    @Seth:
    Fiorina ran against Barbra Boxer for *senate*, actually, but you're correct that her credentials consisted entirely of running HP into a ditch. Meg Whitman ran for governor on the strength of taking over eBay and… basically her willingness to pour cash out of helicopters if that would help.

    They both lost. CA saw through the "maverick outsider" BS and resisted the teabagger mania. It was a rare piece of good news last November.

  15. acer Says:

    Craig Miller: Not a businessman. A business, maaaan.

    Aside from Mittens, these MBA guys don't seem to carry much water in national races. (What I wouldn't pay for a vintage Forbes '96 shirt.) Oh, but check out those Rick Scott approval figures – up to 35%, bitches!

  16. Ken Says:

    I suspect Miller would do well in the Senate, and even better in the House. Many of our legislators can be bribed by a steak dinner. Indeed, the petty venality of our elected officials is a recurring source of disappointment. If we must have graft, let it be grandiose in scope!

  17. Major Kong Says:

    Because the last "CEO President" worked out so well?

  18. shouldbegradingpapers Says:

    xynzee: Preach on, brother! (or sister?)

  19. acer Says:

    @Major Kong:
    Oh, yeah. That "Texas oilman" jerkoff. He was to business what Shaq is to acting.

  20. mclaren Says:

    C'mon, get a clue.

    What is this supposed to mean? How does this make a candidate more fit to hold office?

    Businessmen give and take bribes, intimidate people, brutalize the less fortunate, and savage anyone who gets in their way. That's perfect training for politics in modern-day America.

    Get with the program, guy.

  21. karen marie Says:

    "

    POSTSCRIPT: And the punchline? "Miller’s tenure as chief executive officer of Ruth’s Chris ended in 2008 when he was forced to resign amid falling profits and tumbling stock prices."

    Well, now, see, this is unfair. It wasn't Miller's fault business tanked under his guidance. The government kept getting in the way!

  22. pjcamp Says:

    More to the point, where is Ruth and who is her Chris? Or is Chris Steak a food, like Soylent Green?

  23. Carrstone Says:

    @ xynzee
    A 'Uni'-man like yourself surely knows that taxes are collected to pay for planned and approved government expenditures. Excess revenue should be returned to the tax payer but, whereas this may happen somewhere in the world, it is unlikely in the USA, given the current administration's level of spending – never mind the absence of a plan.

    Your dividends are the roads you drive on, the security you enjoy and all the other benefits and entitlements you enjoy. And that includes the freedom to write your reply, however silly, to this blog without the fear of punishment.

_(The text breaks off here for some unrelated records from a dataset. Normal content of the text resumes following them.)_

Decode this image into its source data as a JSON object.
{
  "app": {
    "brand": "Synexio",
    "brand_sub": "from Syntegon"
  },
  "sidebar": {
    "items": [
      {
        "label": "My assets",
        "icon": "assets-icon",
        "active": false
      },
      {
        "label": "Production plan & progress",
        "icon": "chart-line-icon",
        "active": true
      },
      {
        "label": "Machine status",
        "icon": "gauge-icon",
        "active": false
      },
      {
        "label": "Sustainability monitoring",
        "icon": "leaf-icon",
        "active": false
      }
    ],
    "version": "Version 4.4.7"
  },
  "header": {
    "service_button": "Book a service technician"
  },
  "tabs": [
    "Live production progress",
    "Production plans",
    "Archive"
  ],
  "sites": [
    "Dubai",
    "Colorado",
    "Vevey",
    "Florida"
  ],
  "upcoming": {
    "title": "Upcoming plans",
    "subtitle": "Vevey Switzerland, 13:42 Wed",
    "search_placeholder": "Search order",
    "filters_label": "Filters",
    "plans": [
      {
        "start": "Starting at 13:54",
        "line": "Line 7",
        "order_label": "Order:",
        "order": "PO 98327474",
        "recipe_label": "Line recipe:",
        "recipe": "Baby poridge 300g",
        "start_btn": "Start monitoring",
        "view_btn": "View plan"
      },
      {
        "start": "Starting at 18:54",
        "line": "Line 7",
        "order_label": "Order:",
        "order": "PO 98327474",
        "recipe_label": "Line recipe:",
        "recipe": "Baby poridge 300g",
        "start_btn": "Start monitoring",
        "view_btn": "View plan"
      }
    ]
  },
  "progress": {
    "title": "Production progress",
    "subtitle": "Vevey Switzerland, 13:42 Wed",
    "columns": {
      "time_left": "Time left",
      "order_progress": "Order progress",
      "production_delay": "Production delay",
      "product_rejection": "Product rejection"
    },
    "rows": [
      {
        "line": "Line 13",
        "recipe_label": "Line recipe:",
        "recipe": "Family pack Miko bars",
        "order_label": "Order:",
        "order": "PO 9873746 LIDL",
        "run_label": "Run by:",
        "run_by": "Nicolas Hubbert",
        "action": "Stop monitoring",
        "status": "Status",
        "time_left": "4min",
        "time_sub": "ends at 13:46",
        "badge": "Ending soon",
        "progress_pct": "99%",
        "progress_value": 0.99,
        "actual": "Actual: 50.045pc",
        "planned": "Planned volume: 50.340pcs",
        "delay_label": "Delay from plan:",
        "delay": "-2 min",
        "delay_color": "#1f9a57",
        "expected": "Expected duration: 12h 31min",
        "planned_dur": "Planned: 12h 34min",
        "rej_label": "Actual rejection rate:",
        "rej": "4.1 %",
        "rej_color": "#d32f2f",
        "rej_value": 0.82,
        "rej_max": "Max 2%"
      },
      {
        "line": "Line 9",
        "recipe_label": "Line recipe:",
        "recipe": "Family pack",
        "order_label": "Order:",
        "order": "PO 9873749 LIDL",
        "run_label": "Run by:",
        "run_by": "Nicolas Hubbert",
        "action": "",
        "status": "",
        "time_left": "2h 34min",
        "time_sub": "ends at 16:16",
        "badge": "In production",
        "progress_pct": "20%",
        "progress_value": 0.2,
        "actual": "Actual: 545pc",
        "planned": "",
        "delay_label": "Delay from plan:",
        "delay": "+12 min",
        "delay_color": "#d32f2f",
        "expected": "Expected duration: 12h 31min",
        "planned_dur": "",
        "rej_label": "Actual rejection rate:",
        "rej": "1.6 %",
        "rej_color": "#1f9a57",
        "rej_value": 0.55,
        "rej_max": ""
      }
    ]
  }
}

    Shareholders, besides appropriate dividends, expect the company in which they've invested to continue to be in business for the long term – if they don't, they're speculators. Am I right that's what you are as you're so focused on money and dividends? Or are you a citizen with a long term commitment to this "We the People' idea?

    Never mind, have another glass of red; it'll ease your blustering just as it probably has in the past.